| Work required |
Only an exact repetition of the entries will do.

| Entries shown |
■ ■ ■ ■ ■ ■ ■

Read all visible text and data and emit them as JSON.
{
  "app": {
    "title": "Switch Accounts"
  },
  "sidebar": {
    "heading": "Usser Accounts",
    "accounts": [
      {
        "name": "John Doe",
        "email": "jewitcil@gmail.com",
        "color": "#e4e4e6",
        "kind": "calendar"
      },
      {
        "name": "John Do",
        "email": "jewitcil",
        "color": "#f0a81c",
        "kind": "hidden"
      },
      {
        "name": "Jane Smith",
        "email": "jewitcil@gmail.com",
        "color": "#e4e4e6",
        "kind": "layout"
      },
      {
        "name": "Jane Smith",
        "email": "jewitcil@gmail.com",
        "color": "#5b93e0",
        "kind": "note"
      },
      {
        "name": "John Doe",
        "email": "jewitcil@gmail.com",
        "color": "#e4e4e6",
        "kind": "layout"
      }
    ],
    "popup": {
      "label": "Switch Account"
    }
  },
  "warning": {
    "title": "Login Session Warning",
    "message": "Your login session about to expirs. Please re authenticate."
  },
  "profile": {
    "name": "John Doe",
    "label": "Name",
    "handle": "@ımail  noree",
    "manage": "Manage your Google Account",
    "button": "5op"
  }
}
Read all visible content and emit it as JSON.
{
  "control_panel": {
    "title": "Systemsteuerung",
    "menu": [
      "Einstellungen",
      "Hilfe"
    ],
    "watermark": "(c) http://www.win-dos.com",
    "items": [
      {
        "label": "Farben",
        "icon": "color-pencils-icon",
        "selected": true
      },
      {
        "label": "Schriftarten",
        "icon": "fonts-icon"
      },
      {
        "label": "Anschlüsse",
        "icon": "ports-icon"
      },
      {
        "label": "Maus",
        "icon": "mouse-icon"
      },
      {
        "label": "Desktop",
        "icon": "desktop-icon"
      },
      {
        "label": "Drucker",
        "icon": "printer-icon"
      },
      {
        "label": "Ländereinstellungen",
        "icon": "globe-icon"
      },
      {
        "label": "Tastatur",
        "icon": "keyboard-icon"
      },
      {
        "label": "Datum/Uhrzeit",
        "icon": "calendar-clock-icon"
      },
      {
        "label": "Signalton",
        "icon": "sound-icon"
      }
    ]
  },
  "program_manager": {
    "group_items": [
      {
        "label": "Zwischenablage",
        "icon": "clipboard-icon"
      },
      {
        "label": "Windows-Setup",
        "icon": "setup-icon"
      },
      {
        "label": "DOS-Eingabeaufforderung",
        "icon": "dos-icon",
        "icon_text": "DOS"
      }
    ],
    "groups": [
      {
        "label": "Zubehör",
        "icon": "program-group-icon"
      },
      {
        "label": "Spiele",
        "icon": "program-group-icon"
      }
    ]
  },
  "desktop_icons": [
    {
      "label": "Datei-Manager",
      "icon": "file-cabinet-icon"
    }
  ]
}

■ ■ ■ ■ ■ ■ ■

| Expected answer |
Read all visible text and data and emit them as JSON.
{
  "app": {
    "title": "Switch Accounts"
  },
  "sidebar": {
    "heading": "Usser Accounts",
    "accounts": [
      {
        "name": "John Doe",
        "email": "jewitcil@gmail.com",
        "color": "#e4e4e6",
        "kind": "calendar"
      },
      {
        "name": "John Do",
        "email": "jewitcil",
        "color": "#f0a81c",
        "kind": "hidden"
      },
      {
        "name": "Jane Smith",
        "email": "jewitcil@gmail.com",
        "color": "#e4e4e6",
        "kind": "layout"
      },
      {
        "name": "Jane Smith",
        "email": "jewitcil@gmail.com",
        "color": "#5b93e0",
        "kind": "note"
      },
      {
        "name": "John Doe",
        "email": "jewitcil@gmail.com",
        "color": "#e4e4e6",
        "kind": "layout"
      }
    ],
    "popup": {
      "label": "Switch Account"
    }
  },
  "warning": {
    "title": "Login Session Warning",
    "message": "Your login session about to expirs. Please re authenticate."
  },
  "profile": {
    "name": "John Doe",
    "label": "Name",
    "handle": "@ımail  noree",
    "manage": "Manage your Google Account",
    "button": "5op"
  }
}
Read all visible content and emit it as JSON.
{
  "control_panel": {
    "title": "Systemsteuerung",
    "menu": [
      "Einstellungen",
      "Hilfe"
    ],
    "watermark": "(c) http://www.win-dos.com",
    "items": [
      {
        "label": "Farben",
        "icon": "color-pencils-icon",
        "selected": true
      },
      {
        "label": "Schriftarten",
        "icon": "fonts-icon"
      },
      {
        "label": "Anschlüsse",
        "icon": "ports-icon"
      },
      {
        "label": "Maus",
        "icon": "mouse-icon"
      },
      {
        "label": "Desktop",
        "icon": "desktop-icon"
      },
      {
        "label": "Drucker",
        "icon": "printer-icon"
      },
      {
        "label": "Ländereinstellungen",
        "icon": "globe-icon"
      },
      {
        "label": "Tastatur",
        "icon": "keyboard-icon"
      },
      {
        "label": "Datum/Uhrzeit",
        "icon": "calendar-clock-icon"
      },
      {
        "label": "Signalton",
        "icon": "sound-icon"
      }
    ]
  },
  "program_manager": {
    "group_items": [
      {
        "label": "Zwischenablage",
        "icon": "clipboard-icon"
      },
      {
        "label": "Windows-Setup",
        "icon": "setup-icon"
      },
      {
        "label": "DOS-Eingabeaufforderung",
        "icon": "dos-icon",
        "icon_text": "DOS"
      }
    ],
    "groups": [
      {
        "label": "Zubehör",
        "icon": "program-group-icon"
      },
      {
        "label": "Spiele",
        "icon": "program-group-icon"
      }
    ]
  },
  "desktop_icons": [
    {
      "label": "Datei-Manager",
      "icon": "file-cabinet-icon"
    }
  ]
}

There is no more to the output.